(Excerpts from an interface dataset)
=======

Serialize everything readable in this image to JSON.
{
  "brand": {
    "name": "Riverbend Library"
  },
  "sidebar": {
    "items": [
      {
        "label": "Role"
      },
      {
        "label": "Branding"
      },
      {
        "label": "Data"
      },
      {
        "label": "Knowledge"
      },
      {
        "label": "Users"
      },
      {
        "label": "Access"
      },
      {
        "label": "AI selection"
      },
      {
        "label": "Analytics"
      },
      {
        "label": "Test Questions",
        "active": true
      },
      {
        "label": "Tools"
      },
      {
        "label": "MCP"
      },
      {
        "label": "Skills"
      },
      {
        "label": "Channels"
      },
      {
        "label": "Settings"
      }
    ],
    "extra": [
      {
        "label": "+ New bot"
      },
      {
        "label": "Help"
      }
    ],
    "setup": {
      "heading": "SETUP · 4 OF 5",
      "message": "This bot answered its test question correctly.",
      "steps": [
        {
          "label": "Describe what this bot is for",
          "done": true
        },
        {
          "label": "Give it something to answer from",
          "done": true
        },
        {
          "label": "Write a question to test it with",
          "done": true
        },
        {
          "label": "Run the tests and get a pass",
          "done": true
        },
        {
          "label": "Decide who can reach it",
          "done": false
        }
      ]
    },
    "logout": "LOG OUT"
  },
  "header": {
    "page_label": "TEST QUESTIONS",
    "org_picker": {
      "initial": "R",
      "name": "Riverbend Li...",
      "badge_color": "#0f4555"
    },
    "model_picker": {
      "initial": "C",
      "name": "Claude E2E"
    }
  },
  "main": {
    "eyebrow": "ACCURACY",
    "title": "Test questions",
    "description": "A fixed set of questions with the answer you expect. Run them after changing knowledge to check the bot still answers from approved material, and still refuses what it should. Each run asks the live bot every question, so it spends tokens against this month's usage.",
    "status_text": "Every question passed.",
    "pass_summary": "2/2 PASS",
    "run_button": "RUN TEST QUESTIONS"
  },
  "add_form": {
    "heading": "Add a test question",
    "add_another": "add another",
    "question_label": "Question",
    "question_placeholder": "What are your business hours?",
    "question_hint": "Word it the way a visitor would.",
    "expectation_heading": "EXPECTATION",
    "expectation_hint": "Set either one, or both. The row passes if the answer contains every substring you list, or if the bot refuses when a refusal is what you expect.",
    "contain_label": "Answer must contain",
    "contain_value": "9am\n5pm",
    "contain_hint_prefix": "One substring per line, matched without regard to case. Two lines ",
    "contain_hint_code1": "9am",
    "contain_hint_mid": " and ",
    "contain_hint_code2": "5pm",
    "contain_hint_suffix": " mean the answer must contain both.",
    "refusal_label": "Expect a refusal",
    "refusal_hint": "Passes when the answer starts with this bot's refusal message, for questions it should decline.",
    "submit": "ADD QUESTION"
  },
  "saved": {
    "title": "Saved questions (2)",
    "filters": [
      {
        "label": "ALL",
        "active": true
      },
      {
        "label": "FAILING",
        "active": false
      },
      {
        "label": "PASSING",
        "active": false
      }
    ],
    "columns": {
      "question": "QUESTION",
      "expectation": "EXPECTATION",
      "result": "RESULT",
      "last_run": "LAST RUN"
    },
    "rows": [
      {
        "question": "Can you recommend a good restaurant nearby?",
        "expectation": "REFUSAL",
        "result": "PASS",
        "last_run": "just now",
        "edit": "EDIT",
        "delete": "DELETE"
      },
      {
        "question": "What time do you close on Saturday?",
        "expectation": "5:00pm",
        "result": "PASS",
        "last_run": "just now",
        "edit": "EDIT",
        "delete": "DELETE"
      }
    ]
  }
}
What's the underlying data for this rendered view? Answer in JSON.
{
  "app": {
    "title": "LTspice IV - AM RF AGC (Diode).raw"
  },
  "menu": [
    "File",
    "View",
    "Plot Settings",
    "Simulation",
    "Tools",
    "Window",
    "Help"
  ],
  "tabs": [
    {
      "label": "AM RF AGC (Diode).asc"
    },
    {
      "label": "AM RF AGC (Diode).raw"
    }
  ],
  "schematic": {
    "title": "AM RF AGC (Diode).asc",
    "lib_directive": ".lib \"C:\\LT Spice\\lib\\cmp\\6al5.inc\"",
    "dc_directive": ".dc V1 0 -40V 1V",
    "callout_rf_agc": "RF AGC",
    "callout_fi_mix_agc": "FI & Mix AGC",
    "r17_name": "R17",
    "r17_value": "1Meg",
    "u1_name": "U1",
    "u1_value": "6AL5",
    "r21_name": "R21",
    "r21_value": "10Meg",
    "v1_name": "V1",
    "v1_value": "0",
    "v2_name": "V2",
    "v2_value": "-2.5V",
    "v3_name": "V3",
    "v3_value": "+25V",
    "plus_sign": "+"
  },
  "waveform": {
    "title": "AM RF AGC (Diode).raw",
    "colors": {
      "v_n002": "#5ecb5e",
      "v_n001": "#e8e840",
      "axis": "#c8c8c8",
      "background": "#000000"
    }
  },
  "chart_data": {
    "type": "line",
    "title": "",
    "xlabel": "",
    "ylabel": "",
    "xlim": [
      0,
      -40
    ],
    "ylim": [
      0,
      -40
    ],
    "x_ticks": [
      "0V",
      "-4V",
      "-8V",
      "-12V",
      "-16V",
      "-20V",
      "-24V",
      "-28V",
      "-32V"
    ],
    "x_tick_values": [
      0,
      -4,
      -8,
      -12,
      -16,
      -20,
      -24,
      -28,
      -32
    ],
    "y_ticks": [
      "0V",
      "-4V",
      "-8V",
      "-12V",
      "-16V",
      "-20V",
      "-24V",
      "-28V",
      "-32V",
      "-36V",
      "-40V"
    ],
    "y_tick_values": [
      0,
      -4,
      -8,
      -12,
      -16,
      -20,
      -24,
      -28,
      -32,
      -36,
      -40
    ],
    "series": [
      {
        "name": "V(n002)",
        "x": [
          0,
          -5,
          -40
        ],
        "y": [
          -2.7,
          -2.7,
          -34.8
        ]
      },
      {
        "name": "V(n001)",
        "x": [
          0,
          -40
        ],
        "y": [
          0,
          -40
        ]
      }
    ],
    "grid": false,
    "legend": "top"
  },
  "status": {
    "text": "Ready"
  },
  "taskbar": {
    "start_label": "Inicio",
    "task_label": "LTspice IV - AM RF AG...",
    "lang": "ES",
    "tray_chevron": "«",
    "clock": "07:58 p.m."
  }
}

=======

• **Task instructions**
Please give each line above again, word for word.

• **Reply to the exercise**
Serialize everything readable in this image to JSON.
{
  "brand": {
    "name": "Riverbend Library"
  },
  "sidebar": {
    "items": [
      {
        "label": "Role"
      },
      {
        "label": "Branding"
      },
      {
        "label": "Data"
      },
      {
        "label": "Knowledge"
      },
      {
        "label": "Users"
      },
      {
        "label": "Access"
      },
      {
        "label": "AI selection"
      },
      {
        "label": "Analytics"
      },
      {
        "label": "Test Questions",
        "active": true
      },
      {
        "label": "Tools"
      },
      {
        "label": "MCP"
      },
      {
        "label": "Skills"
      },
      {
        "label": "Channels"
      },
      {
        "label": "Settings"
      }
    ],
    "extra": [
      {
        "label": "+ New bot"
      },
      {
        "label": "Help"
      }
    ],
    "setup": {
      "heading": "SETUP · 4 OF 5",
      "message": "This bot answered its test question correctly.",
      "steps": [
        {
          "label": "Describe what this bot is for",
          "done": true
        },
        {
          "label": "Give it something to answer from",
          "done": true
        },
        {
          "label": "Write a question to test it with",
          "done": true
        },
        {
          "label": "Run the tests and get a pass",
          "done": true
        },
        {
          "label": "Decide who can reach it",
          "done": false
        }
      ]
    },
    "logout": "LOG OUT"
  },
  "header": {
    "page_label": "TEST QUESTIONS",
    "org_picker": {
      "initial": "R",
      "name": "Riverbend Li...",
      "badge_color": "#0f4555"
    },
    "model_picker": {
      "initial": "C",
      "name": "Claude E2E"
    }
  },
  "main": {
    "eyebrow": "ACCURACY",
    "title": "Test questions",
    "description": "A fixed set of questions with the answer you expect. Run them after changing knowledge to check the bot still answers from approved material, and still refuses what it should. Each run asks the live bot every question, so it spends tokens against this month's usage.",
    "status_text": "Every question passed.",
    "pass_summary": "2/2 PASS",
    "run_button": "RUN TEST QUESTIONS"
  },
  "add_form": {
    "heading": "Add a test question",
    "add_another": "add another",
    "question_label": "Question",
    "question_placeholder": "What are your business hours?",
    "question_hint": "Word it the way a visitor would.",
    "expectation_heading": "EXPECTATION",
    "expectation_hint": "Set either one, or both. The row passes if the answer contains every substring you list, or if the bot refuses when a refusal is what you expect.",
    "contain_label": "Answer must contain",
    "contain_value": "9am\n5pm",
    "contain_hint_prefix": "One substring per line, matched without regard to case. Two lines ",
    "contain_hint_code1": "9am",
    "contain_hint_mid": " and ",
    "contain_hint_code2": "5pm",
    "contain_hint_suffix": " mean the answer must contain both.",
    "refusal_label": "Expect a refusal",
    "refusal_hint": "Passes when the answer starts with this bot's refusal message, for questions it should decline.",
    "submit": "ADD QUESTION"
  },
  "saved": {
    "title": "Saved questions (2)",
    "filters": [
      {
        "label": "ALL",
        "active": true
      },
      {
        "label": "FAILING",
        "active": false
      },
      {
        "label": "PASSING",
        "active": false
      }
    ],
    "columns": {
      "question": "QUESTION",
      "expectation": "EXPECTATION",
      "result": "RESULT",
      "last_run": "LAST RUN"
    },
    "rows": [
      {
        "question": "Can you recommend a good restaurant nearby?",
        "expectation": "REFUSAL",
        "result": "PASS",
        "last_run": "just now",
        "edit": "EDIT",
        "delete": "DELETE"
      },
      {
        "question": "What time do you close on Saturday?",
        "expectation": "5:00pm",
        "result": "PASS",
        "last_run": "just now",
        "edit": "EDIT",
        "delete": "DELETE"
      }
    ]
  }
}
What's the underlying data for this rendered view? Answer in JSON.
{
  "app": {
    "title": "LTspice IV - AM RF AGC (Diode).raw"
  },
  "menu": [
    "File",
    "View",
    "Plot Settings",
    "Simulation",
    "Tools",
    "Window",
    "Help"
  ],
  "tabs": [
    {
      "label": "AM RF AGC (Diode).asc"
    },
    {
      "label": "AM RF AGC (Diode).raw"
    }
  ],
  "schematic": {
    "title": "AM RF AGC (Diode).asc",
    "lib_directive": ".lib \"C:\\LT Spice\\lib\\cmp\\6al5.inc\"",
    "dc_directive": ".dc V1 0 -40V 1V",
    "callout_rf_agc": "RF AGC",
    "callout_fi_mix_agc": "FI & Mix AGC",
    "r17_name": "R17",
    "r17_value": "1Meg",
    "u1_name": "U1",
    "u1_value": "6AL5",
    "r21_name": "R21",
    "r21_value": "10Meg",
    "v1_name": "V1",
    "v1_value": "0",
    "v2_name": "V2",
    "v2_value": "-2.5V",
    "v3_name": "V3",
    "v3_value": "+25V",
    "plus_sign": "+"
  },
  "waveform": {
    "title": "AM RF AGC (Diode).raw",
    "colors": {
      "v_n002": "#5ecb5e",
      "v_n001": "#e8e840",
      "axis": "#c8c8c8",
      "background": "#000000"
    }
  },
  "chart_data": {
    "type": "line",
    "title": "",
    "xlabel": "",
    "ylabel": "",
    "xlim": [
      0,
      -40
    ],
    "ylim": [
      0,
      -40
    ],
    "x_ticks": [
      "0V",
      "-4V",
      "-8V",
      "-12V",
      "-16V",
      "-20V",
      "-24V",
      "-28V",
      "-32V"
    ],
    "x_tick_values": [
      0,
      -4,
      -8,
      -12,
      -16,
      -20,
      -24,
      -28,
      -32
    ],
    "y_ticks": [
      "0V",
      "-4V",
      "-8V",
      "-12V",
      "-16V",
      "-20V",
      "-24V",
      "-28V",
      "-32V",
      "-36V",
      "-40V"
    ],
    "y_tick_values": [
      0,
      -4,
      -8,
      -12,
      -16,
      -20,
      -24,
      -28,
      -32,
      -36,
      -40
    ],
    "series": [
      {
        "name": "V(n002)",
        "x": [
          0,
          -5,
          -40
        ],
        "y": [
          -2.7,
          -2.7,
          -34.8
        ]
      },
      {
        "name": "V(n001)",
        "x": [
          0,
          -40
        ],
        "y": [
          0,
          -40
        ]
      }
    ],
    "grid": false,
    "legend": "top"
  },
  "status": {
    "text": "Ready"
  },
  "taskbar": {
    "start_label": "Inicio",
    "task_label": "LTspice IV - AM RF AG...",
    "lang": "ES",
    "tray_chevron": "«",
    "clock": "07:58 p.m."
  }
}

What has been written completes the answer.